Part 4
Chapter 2—Of Redemption

Section 24—Didumus Alexandrinus. A.D. 370.

Didymus of Alexandria was blind from his childhood, so that he never learned letters, and yet was a perfect master of logic and geometry; he was living in the fourteenth year of Theodosus, A.D. 329, being then above eighty-three years of age;[1] he was the author of many things, and among the rest of a treatise concerning the Holy Spirit,translated into Latin by Jerom; in which he says indeed,[2] that Christ tasted death for all;and that[3] he vouchsafed to come down on earth for the salvation of all; but then he explains these all of the children of God and believers in Christ; for citing Isaiah 63:8, which he thus renders, "He is made salvation to them,that is," says he,[4] "to them, of whom the,Lord says Are not my people children? And they will not prevaricate;for because they do not prevaricate, nor have despised the Father, he is made salvation to them; or because they are called children,he is made the cause of salvation to them." And a little after, "He is made the occasion of eternal salvation, cunctis qui in eum credunt,‘to all that believe in him;' and he is the Savior of the world, who came to seek what was lost."


[1] Hieron. Catalog. Script. Ecclesiastes No. 119, fol. 101, G.

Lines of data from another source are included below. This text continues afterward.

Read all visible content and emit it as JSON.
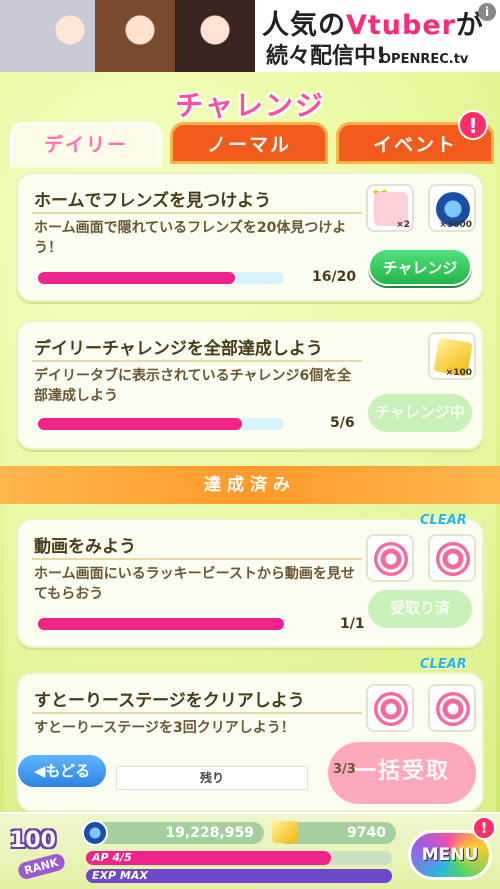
{
  "ad": {
    "line1_prefix": "人気の",
    "line1_highlight": "Vtuber",
    "line1_suffix": "が",
    "line2": "続々配信中!",
    "brand": "OPENREC.tv",
    "info_icon": "i"
  },
  "header": {
    "title": "チャレンジ"
  },
  "tabs": [
    {
      "label": "デイリー",
      "active": true
    },
    {
      "label": "ノーマル",
      "active": false
    },
    {
      "label": "イベント",
      "active": false,
      "badge": "!"
    }
  ],
  "challenges": [
    {
      "title": "ホームでフレンズを見つけよう",
      "desc": "ホーム画面で隠れているフレンズを20体見つけよう！",
      "count": "16/20",
      "progress": 0.8,
      "rewards": [
        {
          "icon": "shoe-icon",
          "qty": "×2"
        },
        {
          "icon": "coin-icon",
          "qty": "×3000"
        }
      ],
      "button": "チャレンジ"
    },
    {
      "title": "デイリーチャレンジを全部達成しよう",
      "desc": "デイリータブに表示されているチャレンジ6個を全部達成しよう",
      "count": "5/6",
      "progress": 0.83,
      "rewards": [
        {
          "icon": "gem-icon",
          "qty": "×100"
        }
      ],
      "button": "チャレンジ中"
    }
  ],
  "section": {
    "completed_label": "達成済み"
  },
  "completed": [
    {
      "title": "動画をみよう",
      "desc": "ホーム画面にいるラッキービーストから動画を見せてもらおう",
      "count": "1/1",
      "progress": 1.0,
      "clear": "CLEAR",
      "button": "受取り済"
    },
    {
      "title": "すとーりーステージをクリアしよう",
      "desc": "すとーりーステージを3回クリアしよう！",
      "count": "3/3",
      "clear": "CLEAR"
    }
  ],
  "footer": {
    "back_label": "もどる",
    "remain_label": "残り",
    "bulk_label": "一括受取"
  },
  "status": {
    "rank": "100",
    "rank_label": "RANK",
    "money": "19,228,959",
    "gems": "9740",
    "ap_label": "AP 4/5",
    "ap_fraction": 0.8,
    "exp_label": "EXP MAX",
    "exp_fraction": 1.0,
    "menu_label": "MENU",
    "menu_badge": "!"
  },
  "colors": {
    "accent_pink": "#f0238a",
    "tab_orange": "#f25b1c",
    "button_green": "#22b64a",
    "clear_blue": "#2ab6e0"
  }
}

[2] Didymus de Spiritu Sancto, 1. 2, fol. 181, C, inter opera Hieron tom. 9.

[3] Ibid. 1. 3, fol. 183. E.

[4] Ibid. A.